Please repeat the data shown below, word for word.

Segment Start: RECORDS PROVIDED

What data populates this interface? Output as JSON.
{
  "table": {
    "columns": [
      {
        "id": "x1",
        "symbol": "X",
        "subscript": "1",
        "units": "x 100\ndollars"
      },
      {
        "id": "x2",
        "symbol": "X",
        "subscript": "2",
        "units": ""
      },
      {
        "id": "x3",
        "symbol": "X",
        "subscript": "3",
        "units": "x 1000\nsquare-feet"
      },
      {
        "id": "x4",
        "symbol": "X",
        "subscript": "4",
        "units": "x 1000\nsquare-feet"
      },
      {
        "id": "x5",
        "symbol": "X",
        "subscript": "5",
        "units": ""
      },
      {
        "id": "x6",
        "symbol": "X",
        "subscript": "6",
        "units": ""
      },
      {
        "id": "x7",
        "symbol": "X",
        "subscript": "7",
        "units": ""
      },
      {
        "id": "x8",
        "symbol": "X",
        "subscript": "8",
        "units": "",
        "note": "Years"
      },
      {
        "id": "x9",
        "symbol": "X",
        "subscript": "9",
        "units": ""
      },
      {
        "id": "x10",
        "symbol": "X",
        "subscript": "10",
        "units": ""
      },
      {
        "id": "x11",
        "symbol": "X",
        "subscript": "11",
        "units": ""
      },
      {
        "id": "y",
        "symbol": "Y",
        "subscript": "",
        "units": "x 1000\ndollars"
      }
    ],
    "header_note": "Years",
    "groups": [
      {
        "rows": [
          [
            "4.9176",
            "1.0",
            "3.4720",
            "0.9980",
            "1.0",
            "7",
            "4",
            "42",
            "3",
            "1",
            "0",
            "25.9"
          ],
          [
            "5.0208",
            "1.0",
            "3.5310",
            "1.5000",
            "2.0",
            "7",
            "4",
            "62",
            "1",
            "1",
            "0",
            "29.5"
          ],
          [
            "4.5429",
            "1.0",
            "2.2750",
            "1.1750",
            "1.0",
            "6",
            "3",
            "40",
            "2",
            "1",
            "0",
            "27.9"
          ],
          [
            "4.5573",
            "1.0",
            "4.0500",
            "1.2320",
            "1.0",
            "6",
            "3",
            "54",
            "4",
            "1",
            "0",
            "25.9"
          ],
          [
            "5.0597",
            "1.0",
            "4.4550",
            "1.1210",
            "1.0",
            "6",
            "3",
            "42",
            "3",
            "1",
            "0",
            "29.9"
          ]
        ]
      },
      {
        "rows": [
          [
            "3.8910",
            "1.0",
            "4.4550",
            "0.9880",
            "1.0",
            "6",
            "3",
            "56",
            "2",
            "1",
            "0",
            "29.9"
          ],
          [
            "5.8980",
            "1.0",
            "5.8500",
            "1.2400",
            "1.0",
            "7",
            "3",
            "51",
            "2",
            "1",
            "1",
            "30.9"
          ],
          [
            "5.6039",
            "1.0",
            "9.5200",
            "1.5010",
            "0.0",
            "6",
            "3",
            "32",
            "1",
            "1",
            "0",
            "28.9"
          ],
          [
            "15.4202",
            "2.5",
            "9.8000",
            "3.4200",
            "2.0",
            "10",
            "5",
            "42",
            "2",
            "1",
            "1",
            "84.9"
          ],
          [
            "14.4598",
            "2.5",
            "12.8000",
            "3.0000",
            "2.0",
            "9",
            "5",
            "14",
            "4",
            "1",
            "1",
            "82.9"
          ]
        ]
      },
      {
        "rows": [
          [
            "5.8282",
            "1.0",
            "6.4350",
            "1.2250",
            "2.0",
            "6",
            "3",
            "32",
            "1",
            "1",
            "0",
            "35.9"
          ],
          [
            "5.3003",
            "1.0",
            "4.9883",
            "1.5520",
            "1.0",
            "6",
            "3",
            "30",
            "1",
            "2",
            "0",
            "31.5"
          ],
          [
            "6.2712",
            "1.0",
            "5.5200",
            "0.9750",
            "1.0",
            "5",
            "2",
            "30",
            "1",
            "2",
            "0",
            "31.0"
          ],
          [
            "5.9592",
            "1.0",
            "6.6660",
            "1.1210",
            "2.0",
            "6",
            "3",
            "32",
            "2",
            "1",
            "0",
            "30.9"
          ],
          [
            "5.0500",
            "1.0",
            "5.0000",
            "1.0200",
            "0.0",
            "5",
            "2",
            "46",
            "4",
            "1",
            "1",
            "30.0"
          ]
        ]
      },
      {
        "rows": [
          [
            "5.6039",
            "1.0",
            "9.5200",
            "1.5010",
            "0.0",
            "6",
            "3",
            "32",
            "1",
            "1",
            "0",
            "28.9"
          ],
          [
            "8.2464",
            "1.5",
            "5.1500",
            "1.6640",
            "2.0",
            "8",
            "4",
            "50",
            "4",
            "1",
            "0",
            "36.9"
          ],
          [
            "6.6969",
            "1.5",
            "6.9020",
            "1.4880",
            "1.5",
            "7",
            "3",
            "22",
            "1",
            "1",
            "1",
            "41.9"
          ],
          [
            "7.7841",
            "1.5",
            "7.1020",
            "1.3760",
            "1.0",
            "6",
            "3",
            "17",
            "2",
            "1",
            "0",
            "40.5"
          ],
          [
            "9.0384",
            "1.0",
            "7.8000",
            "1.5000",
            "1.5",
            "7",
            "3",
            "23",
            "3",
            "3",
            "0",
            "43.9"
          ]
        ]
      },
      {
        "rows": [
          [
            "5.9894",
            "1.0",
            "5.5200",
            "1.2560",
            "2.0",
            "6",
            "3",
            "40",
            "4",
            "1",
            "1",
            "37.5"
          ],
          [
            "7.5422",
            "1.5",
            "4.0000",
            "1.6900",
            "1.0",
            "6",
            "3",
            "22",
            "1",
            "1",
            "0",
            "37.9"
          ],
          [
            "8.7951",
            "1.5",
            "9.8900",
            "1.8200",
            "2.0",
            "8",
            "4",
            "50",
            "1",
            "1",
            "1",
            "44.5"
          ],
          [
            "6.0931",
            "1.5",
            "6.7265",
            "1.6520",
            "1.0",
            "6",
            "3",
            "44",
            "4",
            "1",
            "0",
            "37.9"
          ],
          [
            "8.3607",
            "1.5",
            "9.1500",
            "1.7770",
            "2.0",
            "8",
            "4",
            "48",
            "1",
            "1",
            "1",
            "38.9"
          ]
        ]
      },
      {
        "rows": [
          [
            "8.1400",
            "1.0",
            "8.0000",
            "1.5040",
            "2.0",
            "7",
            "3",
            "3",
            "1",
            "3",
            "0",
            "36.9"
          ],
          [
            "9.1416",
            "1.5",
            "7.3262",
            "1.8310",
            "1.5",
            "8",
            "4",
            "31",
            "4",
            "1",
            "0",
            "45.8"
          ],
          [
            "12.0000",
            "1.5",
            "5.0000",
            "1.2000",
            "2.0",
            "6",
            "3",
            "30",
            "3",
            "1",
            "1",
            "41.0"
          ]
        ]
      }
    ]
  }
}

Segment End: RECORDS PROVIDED

RESULT:
What data populates this interface? Output as JSON.
{
  "table": {
    "columns": [
      {
        "id": "x1",
        "symbol": "X",
        "subscript": "1",
        "units": "x 100\ndollars"
      },
      {
        "id": "x2",
        "symbol": "X",
        "subscript": "2",
        "units": ""
      },
      {
        "id": "x3",
        "symbol": "X",
        "subscript": "3",
        "units": "x 1000\nsquare-feet"
      },
      {
        "id": "x4",
        "symbol": "X",
        "subscript": "4",
        "units": "x 1000\nsquare-feet"
      },
      {
        "id": "x5",
        "symbol": "X",
        "subscript": "5",
        "units": ""
      },
      {
        "id": "x6",
        "symbol": "X",
        "subscript": "6",
        "units": ""
      },
      {
        "id": "x7",
        "symbol": "X",
        "subscript": "7",
        "units": ""
      },
      {
        "id": "x8",
        "symbol": "X",
        "subscript": "8",
        "units": "",
        "note": "Years"
      },
      {
        "id": "x9",
        "symbol": "X",
        "subscript": "9",
        "units": ""
      },
      {
        "id": "x10",
        "symbol": "X",
        "subscript": "10",
        "units": ""
      },
      {
        "id": "x11",
        "symbol": "X",
        "subscript": "11",
        "units": ""
      },
      {
        "id": "y",
        "symbol": "Y",
        "subscript": "",
        "units": "x 1000\ndollars"
      }
    ],
    "header_note": "Years",
    "groups": [
      {
        "rows": [
          [
            "4.9176",
            "1.0",
            "3.4720",
            "0.9980",
            "1.0",
            "7",
            "4",
            "42",
            "3",
            "1",
            "0",
            "25.9"
          ],
          [
            "5.0208",
            "1.0",
            "3.5310",
            "1.5000",
            "2.0",
            "7",
            "4",
            "62",
            "1",
            "1",
            "0",
            "29.5"
          ],
          [
            "4.5429",
            "1.0",
            "2.2750",
            "1.1750",
            "1.0",
            "6",
            "3",
            "40",
            "2",
            "1",
            "0",
            "27.9"
          ],
          [
            "4.5573",
            "1.0",
            "4.0500",
            "1.2320",
            "1.0",
            "6",
            "3",
            "54",
            "4",
            "1",
            "0",
            "25.9"
          ],
          [
            "5.0597",
            "1.0",
            "4.4550",
            "1.1210",
            "1.0",
            "6",
            "3",
            "42",
            "3",
            "1",
            "0",
            "29.9"
          ]
        ]
      },
      {
        "rows": [
          [
            "3.8910",
            "1.0",
            "4.4550",
            "0.9880",
            "1.0",
            "6",
            "3",
            "56",
            "2",
            "1",
            "0",
            "29.9"
          ],
          [
            "5.8980",
            "1.0",
            "5.8500",
            "1.2400",
            "1.0",
            "7",
            "3",
            "51",
            "2",
            "1",
            "1",
            "30.9"
          ],
          [
            "5.6039",
            "1.0",
            "9.5200",
            "1.5010",
            "0.0",
            "6",
            "3",
            "32",
            "1",
            "1",
            "0",
            "28.9"
          ],
          [
            "15.4202",
            "2.5",
            "9.8000",
            "3.4200",
            "2.0",
            "10",
            "5",
            "42",
            "2",
            "1",
            "1",
            "84.9"
          ],
          [
            "14.4598",
            "2.5",
            "12.8000",
            "3.0000",
            "2.0",
            "9",
            "5",
            "14",
            "4",
            "1",
            "1",
            "82.9"
          ]
        ]
      },
      {
        "rows": [
          [
            "5.8282",
            "1.0",
            "6.4350",
            "1.2250",
            "2.0",
            "6",
            "3",
            "32",
            "1",
            "1",
            "0",
            "35.9"
          ],
          [
            "5.3003",
            "1.0",
            "4.9883",
            "1.5520",
            "1.0",
            "6",
            "3",
            "30",
            "1",
            "2",
            "0",
            "31.5"
          ],
          [
            "6.2712",
            "1.0",
            "5.5200",
            "0.9750",
            "1.0",
            "5",
            "2",
            "30",
            "1",
            "2",
            "0",
            "31.0"
          ],
          [
            "5.9592",
            "1.0",
            "6.6660",
            "1.1210",
            "2.0",
            "6",
            "3",
            "32",
            "2",
            "1",
            "0",
            "30.9"
          ],
          [
            "5.0500",
            "1.0",
            "5.0000",
            "1.0200",
            "0.0",
            "5",
            "2",
            "46",
            "4",
            "1",
            "1",
            "30.0"
          ]
        ]
      },
      {
        "rows": [
          [
            "5.6039",
            "1.0",
            "9.5200",
            "1.5010",
            "0.0",
            "6",
            "3",
            "32",
            "1",
            "1",
            "0",
            "28.9"
          ],
          [
            "8.2464",
            "1.5",
            "5.1500",
            "1.6640",
            "2.0",
            "8",
            "4",
            "50",
            "4",
            "1",
            "0",
            "36.9"
          ],
          [
            "6.6969",
            "1.5",
            "6.9020",
            "1.4880",
            "1.5",
            "7",
            "3",
            "22",
            "1",
            "1",
            "1",
            "41.9"
          ],
          [
            "7.7841",
            "1.5",
            "7.1020",
            "1.3760",
            "1.0",
            "6",
            "3",
            "17",
            "2",
            "1",
            "0",
            "40.5"
          ],
          [
            "9.0384",
            "1.0",
            "7.8000",
            "1.5000",
            "1.5",
            "7",
            "3",
            "23",
            "3",
            "3",
            "0",
            "43.9"
          ]
        ]
      },
      {
        "rows": [
          [
            "5.9894",
            "1.0",
            "5.5200",
            "1.2560",
            "2.0",
            "6",
            "3",
            "40",
            "4",
            "1",
            "1",
            "37.5"
          ],
          [
            "7.5422",
            "1.5",
            "4.0000",
            "1.6900",
            "1.0",
            "6",
            "3",
            "22",
            "1",
            "1",
            "0",
            "37.9"
          ],
          [
            "8.7951",
            "1.5",
            "9.8900",
            "1.8200",
            "2.0",
            "8",
            "4",
            "50",
            "1",
            "1",
            "1",
            "44.5"
          ],
          [
            "6.0931",
            "1.5",
            "6.7265",
            "1.6520",
            "1.0",
            "6",
            "3",
            "44",
            "4",
            "1",
            "0",
            "37.9"
          ],
          [
            "8.3607",
            "1.5",
            "9.1500",
            "1.7770",
            "2.0",
            "8",
            "4",
            "48",
            "1",
            "1",
            "1",
            "38.9"
          ]
        ]
      },
      {
        "rows": [
          [
            "8.1400",
            "1.0",
            "8.0000",
            "1.5040",
            "2.0",
            "7",
            "3",
            "3",
            "1",
            "3",
            "0",
            "36.9"
          ],
          [
            "9.1416",
            "1.5",
            "7.3262",
            "1.8310",
            "1.5",
            "8",
            "4",
            "31",
            "4",
            "1",
            "0",
            "45.8"
          ],
          [
            "12.0000",
            "1.5",
            "5.0000",
            "1.2000",
            "2.0",
            "6",
            "3",
            "30",
            "3",
            "1",
            "1",
            "41.0"
          ]
        ]
      }
    ]
  }
}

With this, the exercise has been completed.